Pictures are not part of the copy; retype all the records below exactly.

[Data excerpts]

□ □ □ □

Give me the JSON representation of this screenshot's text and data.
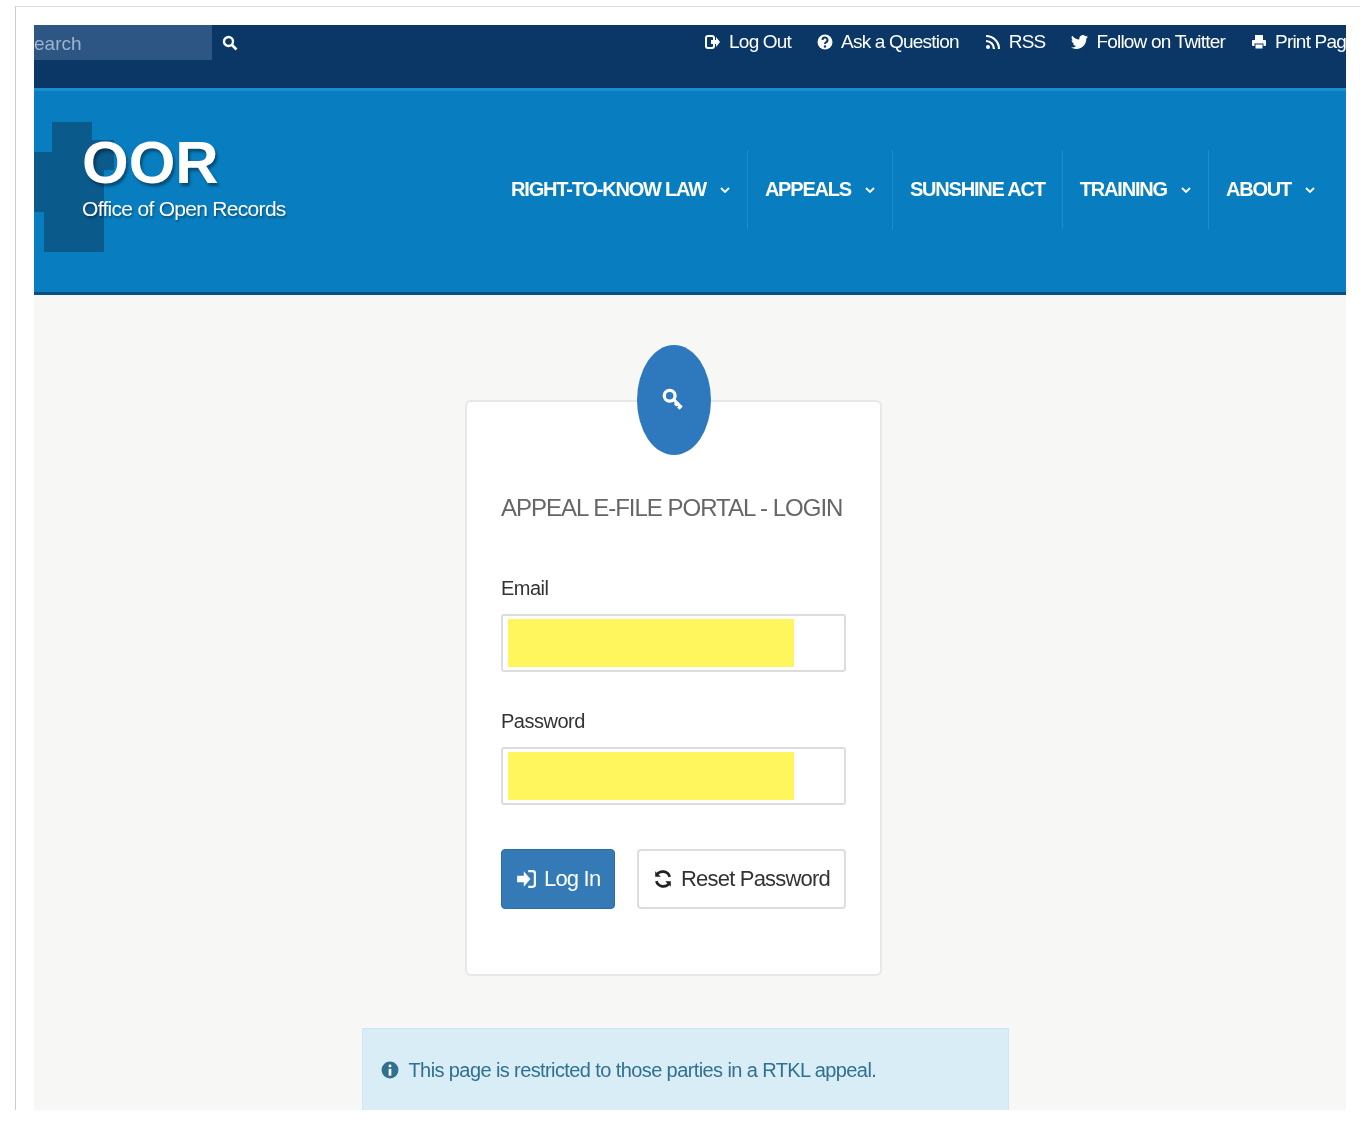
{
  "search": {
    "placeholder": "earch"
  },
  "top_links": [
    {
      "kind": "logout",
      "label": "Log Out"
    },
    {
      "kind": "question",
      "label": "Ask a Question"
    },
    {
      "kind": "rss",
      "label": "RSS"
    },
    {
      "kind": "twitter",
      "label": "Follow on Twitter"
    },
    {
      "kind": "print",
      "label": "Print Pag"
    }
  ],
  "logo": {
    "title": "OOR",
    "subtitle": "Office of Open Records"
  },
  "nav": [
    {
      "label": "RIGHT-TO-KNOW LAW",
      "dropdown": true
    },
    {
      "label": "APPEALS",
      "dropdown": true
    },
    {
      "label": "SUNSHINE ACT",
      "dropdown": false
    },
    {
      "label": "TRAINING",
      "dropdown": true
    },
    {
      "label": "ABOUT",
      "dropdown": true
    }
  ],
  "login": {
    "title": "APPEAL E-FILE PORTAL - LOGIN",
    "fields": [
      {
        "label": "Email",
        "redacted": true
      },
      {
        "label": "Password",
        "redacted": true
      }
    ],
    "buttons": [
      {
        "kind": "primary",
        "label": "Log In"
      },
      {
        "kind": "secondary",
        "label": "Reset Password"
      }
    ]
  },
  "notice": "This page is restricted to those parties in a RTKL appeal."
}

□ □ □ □

EXERCISE ANSWER
Give me the JSON representation of this screenshot's text and data.
{
  "search": {
    "placeholder": "earch"
  },
  "top_links": [
    {
      "kind": "logout",
      "label": "Log Out"
    },
    {
      "kind": "question",
      "label": "Ask a Question"
    },
    {
      "kind": "rss",
      "label": "RSS"
    },
    {
      "kind": "twitter",
      "label": "Follow on Twitter"
    },
    {
      "kind": "print",
      "label": "Print Pag"
    }
  ],
  "logo": {
    "title": "OOR",
    "subtitle": "Office of Open Records"
  },
  "nav": [
    {
      "label": "RIGHT-TO-KNOW LAW",
      "dropdown": true
    },
    {
      "label": "APPEALS",
      "dropdown": true
    },
    {
      "label": "SUNSHINE ACT",
      "dropdown": false
    },
    {
      "label": "TRAINING",
      "dropdown": true
    },
    {
      "label": "ABOUT",
      "dropdown": true
    }
  ],
  "login": {
    "title": "APPEAL E-FILE PORTAL - LOGIN",
    "fields": [
      {
        "label": "Email",
        "redacted": true
      },
      {
        "label": "Password",
        "redacted": true
      }
    ],
    "buttons": [
      {
        "kind": "primary",
        "label": "Log In"
      },
      {
        "kind": "secondary",
        "label": "Reset Password"
      }
    ]
  },
  "notice": "This page is restricted to those parties in a RTKL appeal."
}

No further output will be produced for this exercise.